  zfs create -o mountpoint=/pgdata/app1_index pgindexpool/app1_index
  zfs set refquota=10G pgindexpool/app1_index
  zfs set refreference=10G pgindexpool/app1_index

SQL commands:

  create tablespace app1_data location '/pgdata/app1_data';
  create tablespace app1_index location '/pgdata/app1_index';

Creating Accounts and Roles

PostgreSQL database objects have an account (role) ownership. Create an account synonymous with the schema that will name space the objects. This account will be used as the owner for the objects. For security purposes do not allow anyone to connect to the account owning the application database objects. This account will need access to the tablespaces previously created. When application objects are created make sure the ownership is properly set.

  create user app1 nologin;
  grant create on tablespace app1_data to app1;
  grant create on tablespace app1_index to app1;

Grant database object privileges to users or application accounts through the use of roles. Create a set of roles appropriate for an application. For simplicity create at least two roles, one to use for read/write privileges for the application and one for query privileges. As database objects are created for the application perform the appropriate grants to the roles.

  create role app1_role;
  create role app1_query_role;

Applications generally connect to the database using pooled (shared) accounts from application servers. Limit the knowledge of those accounts and their credentials. If possible, use definitions within the pg_hba.conf to make sure those accounts can only connect to the database from the defined application servers.

  create user app1_pool password 'app1_pool';
  grant app1_role to app1_pool;

Create Application Schemas

Create the application schema and grant the application users and roles the appropriate privileges. Make sure to create the application objects within the defined schema and set the appropriate object ownership.

  create schema app1 authorization app1;
  grant usage on schema app1 to app1_role;
  grant usage on schema app1 to app1_query_role;

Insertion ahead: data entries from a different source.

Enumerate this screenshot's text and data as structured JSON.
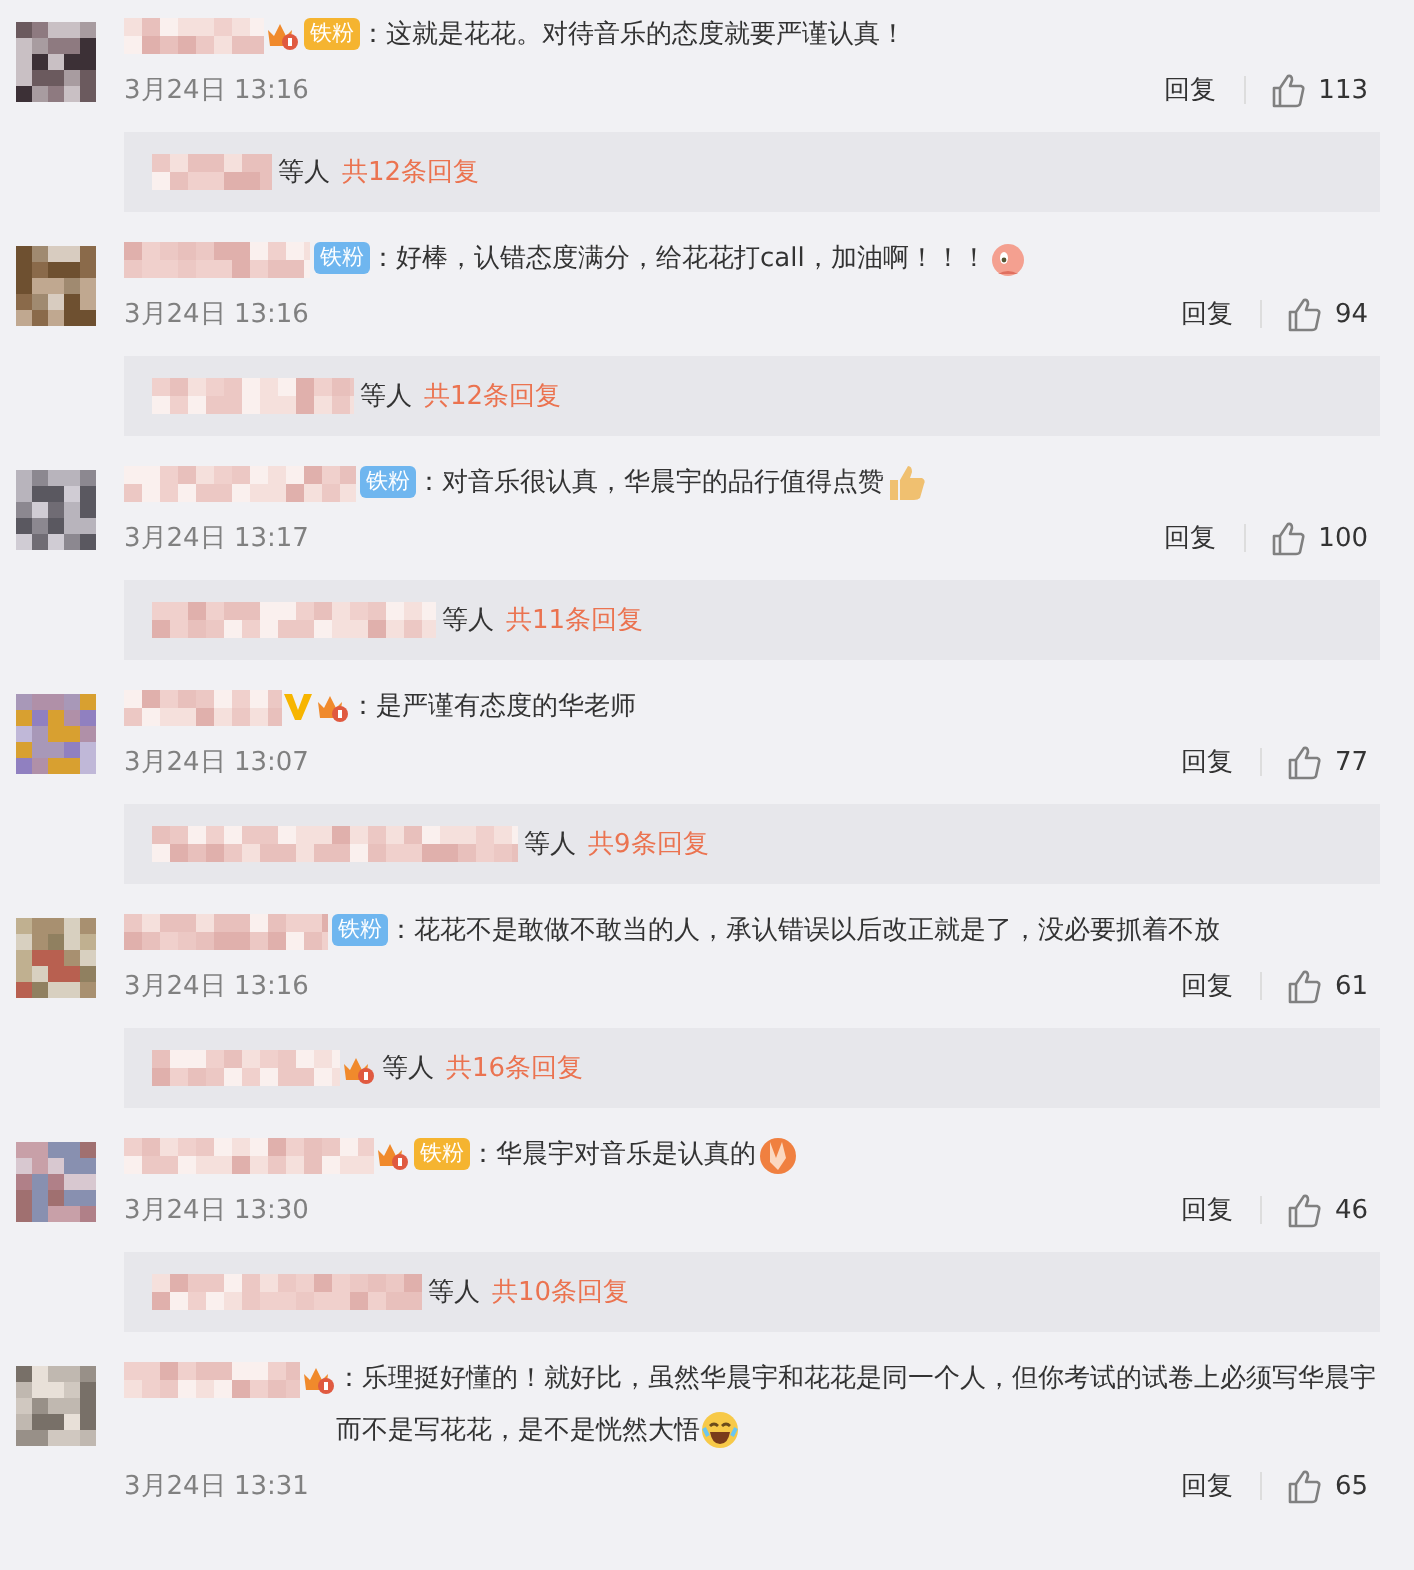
{
  "comments": [
    {
      "badges": [
        {
          "kind": "crown"
        },
        {
          "kind": "fan-gold",
          "label": "铁粉"
        }
      ],
      "text": "：这就是花花。对待音乐的态度就要严谨认真！",
      "time": "3月24日 13:16",
      "reply_label": "回复",
      "likes": "113",
      "replies": {
        "suffix": "等人",
        "count": "共12条回复"
      }
    },
    {
      "badges": [
        {
          "kind": "fan-blue",
          "label": "铁粉"
        }
      ],
      "text": "：好棒，认错态度满分，给花花打call，加油啊！！！",
      "emoji": {
        "kind": "creature"
      },
      "time": "3月24日 13:16",
      "reply_label": "回复",
      "likes": "94",
      "replies": {
        "suffix": "等人",
        "count": "共12条回复"
      }
    },
    {
      "badges": [
        {
          "kind": "fan-blue",
          "label": "铁粉"
        }
      ],
      "text": "：对音乐很认真，华晨宇的品行值得点赞",
      "emoji": {
        "kind": "thumbs-up"
      },
      "time": "3月24日 13:17",
      "reply_label": "回复",
      "likes": "100",
      "replies": {
        "suffix": "等人",
        "count": "共11条回复"
      }
    },
    {
      "badges": [
        {
          "kind": "verified"
        },
        {
          "kind": "crown"
        }
      ],
      "text": "：是严谨有态度的华老师",
      "time": "3月24日 13:07",
      "reply_label": "回复",
      "likes": "77",
      "replies": {
        "suffix": "等人",
        "count": "共9条回复"
      }
    },
    {
      "badges": [
        {
          "kind": "fan-blue",
          "label": "铁粉"
        }
      ],
      "text": "：花花不是敢做不敢当的人，承认错误以后改正就是了，没必要抓着不放",
      "time": "3月24日 13:16",
      "reply_label": "回复",
      "likes": "61",
      "replies": {
        "badges": [
          {
            "kind": "crown"
          }
        ],
        "suffix": "等人",
        "count": "共16条回复"
      }
    },
    {
      "badges": [
        {
          "kind": "crown"
        },
        {
          "kind": "fan-gold",
          "label": "铁粉"
        }
      ],
      "text": "：华晨宇对音乐是认真的",
      "emoji": {
        "kind": "hands"
      },
      "time": "3月24日 13:30",
      "reply_label": "回复",
      "likes": "46",
      "replies": {
        "suffix": "等人",
        "count": "共10条回复"
      }
    },
    {
      "badges": [
        {
          "kind": "crown"
        }
      ],
      "text": "：乐理挺好懂的！就好比，虽然华晨宇和花花是同一个人，但你考试的试卷上必须写华晨宇而不是写花花，是不是恍然大悟",
      "emoji": {
        "kind": "laugh"
      },
      "time": "3月24日 13:31",
      "reply_label": "回复",
      "likes": "65"
    }
  ]
}
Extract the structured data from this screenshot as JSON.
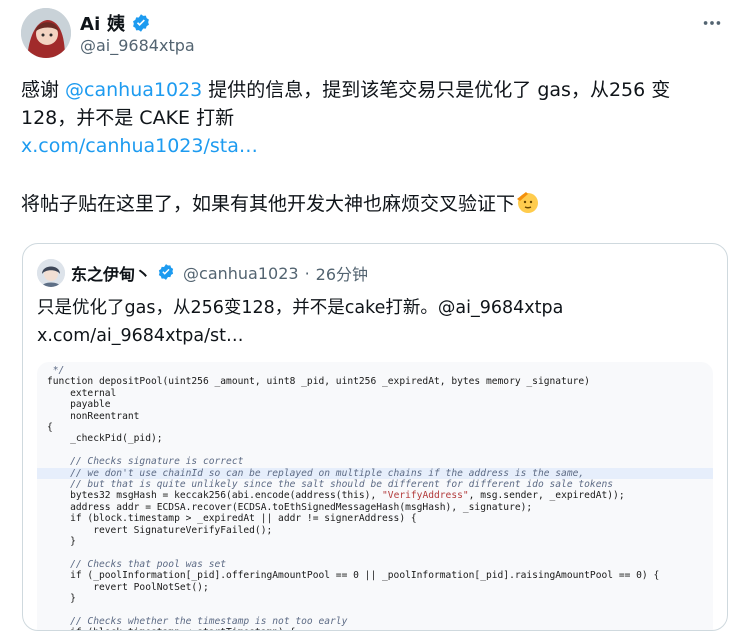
{
  "author": {
    "name": "Ai 姨",
    "handle": "@ai_9684xtpa"
  },
  "tweet": {
    "p1_a": "感谢 ",
    "p1_mention": "@canhua1023",
    "p1_b": " 提供的信息，提到该笔交易只是优化了 gas，从256 变",
    "p1_c": "128，并不是 CAKE 打新",
    "link": "x.com/canhua1023/sta…",
    "p2": "将帖子贴在这里了，如果有其他开发大神也麻烦交叉验证下"
  },
  "quote": {
    "name": "东之伊甸丶",
    "handle": "@canhua1023",
    "dot": "·",
    "time": "26分钟",
    "line1": "只是优化了gas，从256变128，并不是cake打新。@ai_9684xtpa",
    "line2": "x.com/ai_9684xtpa/st…"
  },
  "code": {
    "lines": [
      " */",
      "function depositPool(uint256 _amount, uint8 _pid, uint256 _expiredAt, bytes memory _signature)",
      "    external",
      "    payable",
      "    nonReentrant",
      "{",
      "    _checkPid(_pid);",
      "",
      "    // Checks signature is correct",
      "    // we don't use chainId so can be replayed on multiple chains if the address is the same,",
      "    // but that is quite unlikely since the salt should be different for different ido sale tokens",
      "    bytes32 msgHash = keccak256(abi.encode(address(this), \"VerifyAddress\", msg.sender, _expiredAt));",
      "    address addr = ECDSA.recover(ECDSA.toEthSignedMessageHash(msgHash), _signature);",
      "    if (block.timestamp > _expiredAt || addr != signerAddress) {",
      "        revert SignatureVerifyFailed();",
      "    }",
      "",
      "    // Checks that pool was set",
      "    if (_poolInformation[_pid].offeringAmountPool == 0 || _poolInformation[_pid].raisingAmountPool == 0) {",
      "        revert PoolNotSet();",
      "    }",
      "",
      "    // Checks whether the timestamp is not too early",
      "    if (block.timestamp < startTimestamp) {"
    ]
  },
  "colors": {
    "link": "#1d9bf0",
    "secondary_text": "#536471",
    "border": "#cfd9de",
    "verified": "#1d9bf0"
  }
}
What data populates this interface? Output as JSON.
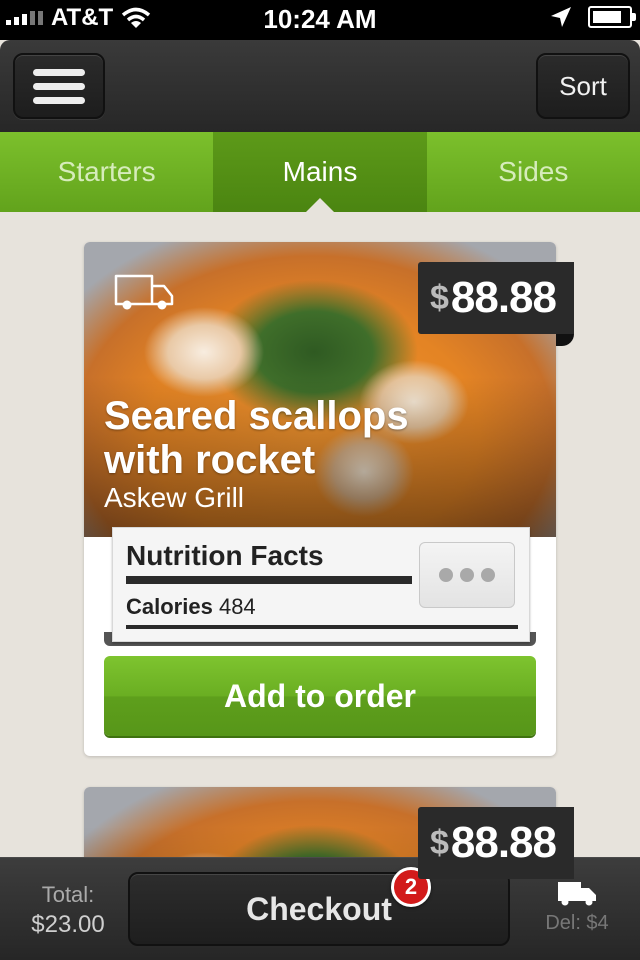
{
  "status_bar": {
    "carrier": "AT&T",
    "time": "10:24 AM",
    "icons": [
      "signal-icon",
      "wifi-icon",
      "location-arrow-icon",
      "battery-icon"
    ]
  },
  "nav": {
    "menu_icon": "hamburger-menu-icon",
    "sort_label": "Sort"
  },
  "tabs": [
    {
      "label": "Starters",
      "active": false
    },
    {
      "label": "Mains",
      "active": true
    },
    {
      "label": "Sides",
      "active": false
    }
  ],
  "cards": [
    {
      "currency": "$",
      "price": "88.88",
      "title": "Seared scallops with rocket",
      "restaurant": "Askew Grill",
      "badge_icon": "delivery-truck-icon",
      "nutrition": {
        "title": "Nutrition Facts",
        "calories_label": "Calories",
        "calories_value": "484",
        "more_icon": "more-dots-icon"
      },
      "action_label": "Add to order"
    },
    {
      "currency": "$",
      "price": "88.88"
    }
  ],
  "bottom_bar": {
    "total_label": "Total:",
    "total_value": "$23.00",
    "checkout_label": "Checkout",
    "cart_count": "2",
    "delivery_fee": "Del: $4",
    "delivery_icon": "delivery-truck-icon"
  },
  "colors": {
    "accent_green": "#6aae22",
    "badge_red": "#d21a1a",
    "background": "#e7e3dc"
  }
}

These are the recommendations from an experienced DBA. They can be followed or ignored. Personally by following these few simple methods of managing application schemas, it has made my life easier.